Putin is mobilizing more of his military, calling up 300,000 military reservists, The Wall Street Journal reported. “Russia will use all the instruments at its disposal to counter a threat against its territorial integrity—this is not a bluff,” Putin said in a 15-minute national address on Sept. 21 when he blamed the West for the conflict. “To those who allow themselves such statements, I would like to remind them, Russia also has many types of weapons of destruction, the components of which in some cases are more modern than those of the countries of NATO,” continued Putin.
The Cold War refers to a period of geopolitical tension between the U.S. and the Soviet Union and their respective allies, the Western Bloc and the Eastern Bloc. The Cold War ran from March 12, 1947, to Dec. 26, 1991.
Richard spoke on a panel discussion entitled “America Under Attack—Defending the Homeland” held during the Air & Space Forces Association’s 2022 Air, Space & Cyber Conference, at National Harbor, Maryland, Newsweek reported.
Speaking on the panel to discuss national security, Richard said: “All of us in this room are back in the business of contemplating competition through crisis and possible direct armed conflict with a nuclear-capable peer.
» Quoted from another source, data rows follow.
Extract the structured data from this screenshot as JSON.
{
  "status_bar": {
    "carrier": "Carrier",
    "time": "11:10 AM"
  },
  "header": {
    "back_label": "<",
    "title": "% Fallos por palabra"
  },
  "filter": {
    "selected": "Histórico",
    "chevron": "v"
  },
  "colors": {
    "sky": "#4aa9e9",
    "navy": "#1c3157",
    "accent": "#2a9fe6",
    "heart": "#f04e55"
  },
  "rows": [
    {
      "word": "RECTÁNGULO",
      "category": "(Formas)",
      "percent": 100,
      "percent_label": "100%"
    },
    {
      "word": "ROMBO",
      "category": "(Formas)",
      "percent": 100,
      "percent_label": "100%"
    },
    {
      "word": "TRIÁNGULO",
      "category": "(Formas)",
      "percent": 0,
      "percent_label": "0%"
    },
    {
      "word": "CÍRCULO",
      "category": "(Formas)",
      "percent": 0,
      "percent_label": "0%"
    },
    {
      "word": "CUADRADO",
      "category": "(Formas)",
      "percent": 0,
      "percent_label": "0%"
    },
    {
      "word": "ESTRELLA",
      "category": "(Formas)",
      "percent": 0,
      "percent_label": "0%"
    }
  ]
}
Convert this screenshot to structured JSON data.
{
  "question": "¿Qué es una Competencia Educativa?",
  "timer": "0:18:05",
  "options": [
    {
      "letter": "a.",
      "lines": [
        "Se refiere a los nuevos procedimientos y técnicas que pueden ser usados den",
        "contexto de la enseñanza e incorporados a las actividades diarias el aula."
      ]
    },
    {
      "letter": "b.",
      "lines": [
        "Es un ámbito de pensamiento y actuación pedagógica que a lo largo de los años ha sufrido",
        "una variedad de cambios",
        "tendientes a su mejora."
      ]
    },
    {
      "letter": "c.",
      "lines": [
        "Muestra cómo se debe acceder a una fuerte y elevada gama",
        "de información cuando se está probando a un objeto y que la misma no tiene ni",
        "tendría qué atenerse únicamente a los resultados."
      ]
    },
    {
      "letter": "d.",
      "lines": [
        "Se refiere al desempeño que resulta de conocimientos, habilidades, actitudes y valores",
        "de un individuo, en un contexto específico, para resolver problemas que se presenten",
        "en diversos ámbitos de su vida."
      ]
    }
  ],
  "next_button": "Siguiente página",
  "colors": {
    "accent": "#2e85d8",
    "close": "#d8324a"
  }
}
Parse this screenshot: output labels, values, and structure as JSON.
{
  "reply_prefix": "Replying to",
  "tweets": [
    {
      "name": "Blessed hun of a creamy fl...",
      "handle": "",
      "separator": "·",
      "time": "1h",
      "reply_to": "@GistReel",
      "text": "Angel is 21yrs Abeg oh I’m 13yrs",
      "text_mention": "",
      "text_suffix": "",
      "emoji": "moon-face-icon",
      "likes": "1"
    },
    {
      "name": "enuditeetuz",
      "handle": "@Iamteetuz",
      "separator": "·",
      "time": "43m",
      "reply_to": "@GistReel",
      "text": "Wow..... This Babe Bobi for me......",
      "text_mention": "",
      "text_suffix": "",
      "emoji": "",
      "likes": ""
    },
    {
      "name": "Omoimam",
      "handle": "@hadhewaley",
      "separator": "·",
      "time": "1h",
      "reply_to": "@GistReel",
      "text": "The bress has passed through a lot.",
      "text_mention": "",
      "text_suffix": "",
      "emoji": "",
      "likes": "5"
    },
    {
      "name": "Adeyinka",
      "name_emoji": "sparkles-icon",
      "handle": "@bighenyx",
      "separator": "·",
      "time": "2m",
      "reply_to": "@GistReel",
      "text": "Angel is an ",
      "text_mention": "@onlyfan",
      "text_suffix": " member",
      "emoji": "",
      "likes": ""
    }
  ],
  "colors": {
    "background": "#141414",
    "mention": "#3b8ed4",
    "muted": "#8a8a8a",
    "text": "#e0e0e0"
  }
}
“We have not had to do that in over 30 years. The implications of that are profound.
“They’re profound for homeland defense. They’re profound for strategic deterrence as well as us achieving national objectives. And this is no longer theoretical.
Richard also addressed the dangers that Russia and China could pose to the U.S.
American and other Western officials have already shot back at Putin’s decision reservists as an act of desperation, and warned the Russian leader of “severe consequences” if he carried out the nuclear weapons threat, The New York Times reported.
Despite Putin’s threat and the West response to it, there are current and former U.S. military officials who remain skeptical of Putin’s mobilization plans as they point out it could take months for Russia to train and equip additional combat-ready troops.
“He has suffered tens of thousands of casualties. He has terrible morale and unit cohesion on the battlefield,” John Kirby, a National Security Council spokesman, told “Good Morning America.” “He has desertion problems and is forcing the wounded back into the fight. So clearly manpower is a problem for him.”
Photo: Russian President Vladimir Putin in Veliky Novgorod, Russia, Sept. 21, 2022. (Gavriil Grigorov, Sputnik, Kremlin Pool Photo via AP)/In this Nov. 18, 2019 photo, Vice Adm. Charles A. Richard, commander of US Strategic Command, speaks to reporters following a change of command ceremony at Offutt AFB in Nebraska. (AP Photo/Nati Harnik)/The Dec. 4, 1989 file photo shows U.S. Navy launching a Trident II, D-5 missile from the submerged submarine USS Tennessee in the Atlantic Ocean off the coast of Florida. (AP Photo/Phil Sandlin, File)